> **REQUIREMENT**
Write the data out again, character for character, with no images.
● ● ● ● ●
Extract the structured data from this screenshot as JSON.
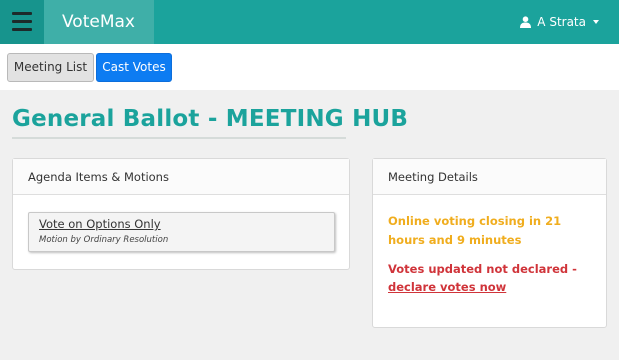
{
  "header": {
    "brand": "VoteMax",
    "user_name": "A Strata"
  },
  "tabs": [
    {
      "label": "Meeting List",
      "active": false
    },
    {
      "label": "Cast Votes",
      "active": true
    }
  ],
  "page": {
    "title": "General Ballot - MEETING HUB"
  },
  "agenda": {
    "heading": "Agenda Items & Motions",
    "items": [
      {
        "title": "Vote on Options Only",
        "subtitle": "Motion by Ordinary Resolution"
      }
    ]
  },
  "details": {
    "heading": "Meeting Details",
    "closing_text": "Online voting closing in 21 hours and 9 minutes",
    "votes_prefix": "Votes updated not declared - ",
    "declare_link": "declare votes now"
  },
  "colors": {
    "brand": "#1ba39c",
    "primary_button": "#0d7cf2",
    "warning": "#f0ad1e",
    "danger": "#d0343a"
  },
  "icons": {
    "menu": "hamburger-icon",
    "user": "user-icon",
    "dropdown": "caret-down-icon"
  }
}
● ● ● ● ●
> **RESPONSE AREA**
Extract the structured data from this screenshot as JSON.
{
  "header": {
    "brand": "VoteMax",
    "user_name": "A Strata"
  },
  "tabs": [
    {
      "label": "Meeting List",
      "active": false
    },
    {
      "label": "Cast Votes",
      "active": true
    }
  ],
  "page": {
    "title": "General Ballot - MEETING HUB"
  },
  "agenda": {
    "heading": "Agenda Items & Motions",
    "items": [
      {
        "title": "Vote on Options Only",
        "subtitle": "Motion by Ordinary Resolution"
      }
    ]
  },
  "details": {
    "heading": "Meeting Details",
    "closing_text": "Online voting closing in 21 hours and 9 minutes",
    "votes_prefix": "Votes updated not declared - ",
    "declare_link": "declare votes now"
  },
  "colors": {
    "brand": "#1ba39c",
    "primary_button": "#0d7cf2",
    "warning": "#f0ad1e",
    "danger": "#d0343a"
  },
  "icons": {
    "menu": "hamburger-icon",
    "user": "user-icon",
    "dropdown": "caret-down-icon"
  }
}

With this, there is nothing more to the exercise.